What happens if I put a 100 watt bulb in a 60 watt lamp?
Putting a 100-watt bulb in a 60-watt fixture could cause intense heat, melting the light socket and the insulation on the fixture’s wires. Any time you have that kind of damage on wires, you’re at a big risk for arc faults, where an electrical current falls off its intended path— a leading cause of home fires.
What happens if bulb wattage is too low?
Yes, you can always put a lower wattage light bulb into a higher wattage rated fixture. … Just don’t put a higher-wattage bulb into the lower-wattage socket, because it will draw more current than the socket is designed for, and could potentially cause overheating, melt plastic components, and start a fire.
Can I put a 25w bulb in a 40w socket?
As long as you don’t go over the manufacturer’s recommended wattage, you’ll be safe. If your fixture doesn’t have a wattage recommendation, the rule of thumb is to choose bulbs with 60-watts or lower.
What is a 60w bulb in LED?
An LED that uses 60 watts is in no way comparable to an incandescent bulb that uses 60 watts. In fact, a 60-watt LED just may blind you. LEDs are designed to use less energy and naturally have a lower watt rating. This means it’s useless to use watts to determine brightness.
What is a 100 watt bulb in LED?
Equivalent Wattages and Light Output of Incandescent, CFL, and LED BulbsLight OutputLEDsIncandescentsLumensWattsWatts4504-540750-9006-8601100-13009-1375-1002 more rows
Does wattage matter light bulb?
When it comes to how much light you get from a light bulb, watts don’t matter. Light isn’t measured in watts. It’s measured in foot-candles or lumens. … That means this bulb produces approximately the same lumens as a standard 60-watt incandescent bulb.
Can you put a 100w bulb in a 60w socket?
The term “60-Watt equal” has little to do with any kind of wattage correlation; a 60W equal LED may use as little as 8 Watts to operate. … If your fixture is rated to accept 60 Watts, you can safely use 75W, 100W, or even 125W equal bulbs (which all draw less than 50 Watts of power) instead.
What happens if you use a 75 watt bulb in a 60 watt socket?
Many fixtures have a maximum wattage rating. If some of yours do, then that wattage is the highest you can safely install in that fixture. Installing any bulb that draws even a bit more current—like trying to use a 75W bulb in a fixture that has a 60W maximum rating, for example—risks starting a fire.
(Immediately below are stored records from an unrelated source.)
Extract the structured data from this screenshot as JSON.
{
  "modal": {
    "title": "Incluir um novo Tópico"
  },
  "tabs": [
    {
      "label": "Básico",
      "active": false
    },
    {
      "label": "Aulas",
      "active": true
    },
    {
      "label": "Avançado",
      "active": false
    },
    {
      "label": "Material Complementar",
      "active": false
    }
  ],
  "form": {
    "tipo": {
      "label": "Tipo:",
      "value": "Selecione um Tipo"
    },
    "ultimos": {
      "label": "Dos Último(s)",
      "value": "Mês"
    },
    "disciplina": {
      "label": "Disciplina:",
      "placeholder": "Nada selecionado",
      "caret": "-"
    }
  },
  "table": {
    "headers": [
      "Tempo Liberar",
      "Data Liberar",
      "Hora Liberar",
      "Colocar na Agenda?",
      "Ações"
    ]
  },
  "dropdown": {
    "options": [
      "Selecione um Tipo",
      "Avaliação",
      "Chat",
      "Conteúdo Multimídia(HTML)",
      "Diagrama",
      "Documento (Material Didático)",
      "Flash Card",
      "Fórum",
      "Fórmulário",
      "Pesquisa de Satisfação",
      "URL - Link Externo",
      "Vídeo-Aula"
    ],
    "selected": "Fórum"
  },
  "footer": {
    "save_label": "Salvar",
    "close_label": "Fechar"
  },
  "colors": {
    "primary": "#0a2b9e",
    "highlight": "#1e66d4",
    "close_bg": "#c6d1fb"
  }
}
Can you put a 150 watt bulb in a 100 watt fixture?
A 100-watt bulb will draw more power through the wires than they safely can handle. (It is okay, however, to put a bulb with lower wattage in that fixture—drawing less than the wire’s maximum load isn’t a problem.) Some specialty lamps or other fixtures may have even lower watt ratings for other safety reasons.
Can I put a 60w bulb in a 40w socket?
Putting a 60W bulb in a 40W socket, probably won’t cause a problem, but you won’t get better brightness.
What happens if you put a 60w LED bulb in a 40w socket?
Higher wattage alone doesn’t make the bulb burn out faster, but the rating partially has to do with heat/fire. For example, the fixture may only be designed to handle the heat of a 40W. Put in a 60W and the heat increases, there’s not enough ventilation, and the bulb prematurely fails due to the higher heat.
Do they make 100 watt LED bulbs?
If you want something brighter, you upgrade to, say, a 100-watt bulb. The thing is, most 100-watt incandescents have long been phased out due to rising efficiency standards. That’s why you’ll find plenty of “100-watt replacement” LEDs in your local store’s lighting aisle.